(RECORDS TO PROCESS Opens)
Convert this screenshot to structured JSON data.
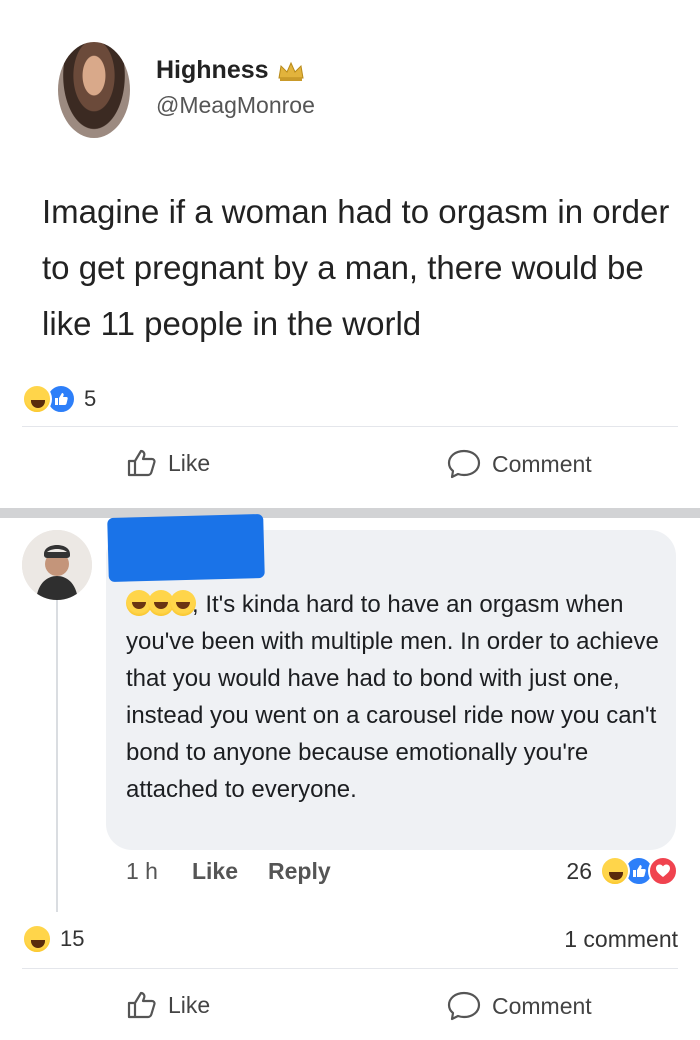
{
  "post": {
    "author_name": "Highness",
    "handle": "@MeagMonroe",
    "text": "Imagine if a woman had to orgasm in order to get pregnant by a man, there would be like 11 people in the world",
    "reaction_count": "5",
    "like_label": "Like",
    "comment_label": "Comment"
  },
  "comment": {
    "text": ", It's kinda hard to have an orgasm when you've been with multiple men. In order to achieve that you would have had to bond with just one, instead you went on  a  carousel ride  now you can't bond to anyone because emotionally you're attached to everyone.",
    "time": "1 h",
    "like_label": "Like",
    "reply_label": "Reply",
    "reaction_count": "26"
  },
  "summary": {
    "reaction_count": "15",
    "comment_count": "1 comment",
    "like_label": "Like",
    "comment_label": "Comment"
  },
  "colors": {
    "like_blue": "#2d7ff9",
    "love_red": "#f0434f",
    "haha_yellow": "#ffd54a",
    "redaction_blue": "#1a73e8"
  }
}
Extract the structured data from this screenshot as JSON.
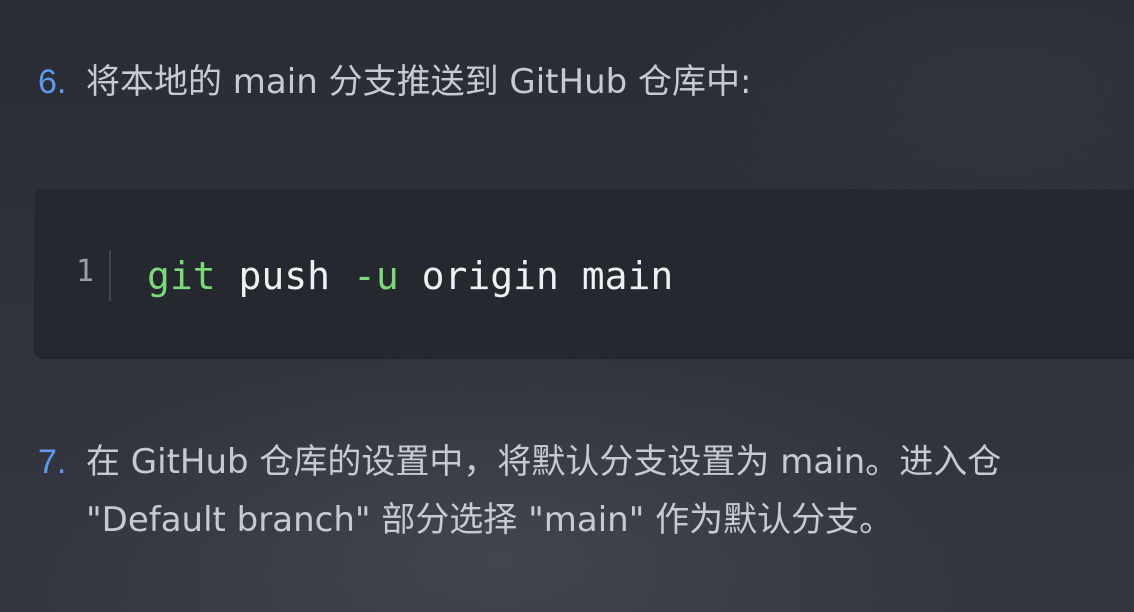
{
  "steps": [
    {
      "number": "6.",
      "lines": [
        "将本地的 main 分支推送到 GitHub 仓库中:"
      ]
    },
    {
      "number": "7.",
      "lines": [
        "在 GitHub 仓库的设置中，将默认分支设置为 main。进入仓",
        "\"Default branch\" 部分选择 \"main\" 作为默认分支。"
      ]
    }
  ],
  "code_block": {
    "line_number": "1",
    "tokens": {
      "cmd": "git",
      "sp1": " ",
      "sub": "push",
      "sp2": " ",
      "flag": "-u",
      "sp3": " ",
      "remote": "origin",
      "sp4": " ",
      "branch": "main"
    }
  }
}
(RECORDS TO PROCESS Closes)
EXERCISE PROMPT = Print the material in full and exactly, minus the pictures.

SOLUTION TO THIS TASK =
Convert this screenshot to structured JSON data.
{
  "post": {
    "author_name": "Highness",
    "handle": "@MeagMonroe",
    "text": "Imagine if a woman had to orgasm in order to get pregnant by a man, there would be like 11 people in the world",
    "reaction_count": "5",
    "like_label": "Like",
    "comment_label": "Comment"
  },
  "comment": {
    "text": ", It's kinda hard to have an orgasm when you've been with multiple men. In order to achieve that you would have had to bond with just one, instead you went on  a  carousel ride  now you can't bond to anyone because emotionally you're attached to everyone.",
    "time": "1 h",
    "like_label": "Like",
    "reply_label": "Reply",
    "reaction_count": "26"
  },
  "summary": {
    "reaction_count": "15",
    "comment_count": "1 comment",
    "like_label": "Like",
    "comment_label": "Comment"
  },
  "colors": {
    "like_blue": "#2d7ff9",
    "love_red": "#f0434f",
    "haha_yellow": "#ffd54a",
    "redaction_blue": "#1a73e8"
  }
}
Extract the structured data from this screenshot as JSON.
{
  "steps": [
    {
      "number": "6.",
      "lines": [
        "将本地的 main 分支推送到 GitHub 仓库中:"
      ]
    },
    {
      "number": "7.",
      "lines": [
        "在 GitHub 仓库的设置中，将默认分支设置为 main。进入仓",
        "\"Default branch\" 部分选择 \"main\" 作为默认分支。"
      ]
    }
  ],
  "code_block": {
    "line_number": "1",
    "tokens": {
      "cmd": "git",
      "sp1": " ",
      "sub": "push",
      "sp2": " ",
      "flag": "-u",
      "sp3": " ",
      "remote": "origin",
      "sp4": " ",
      "branch": "main"
    }
  }
}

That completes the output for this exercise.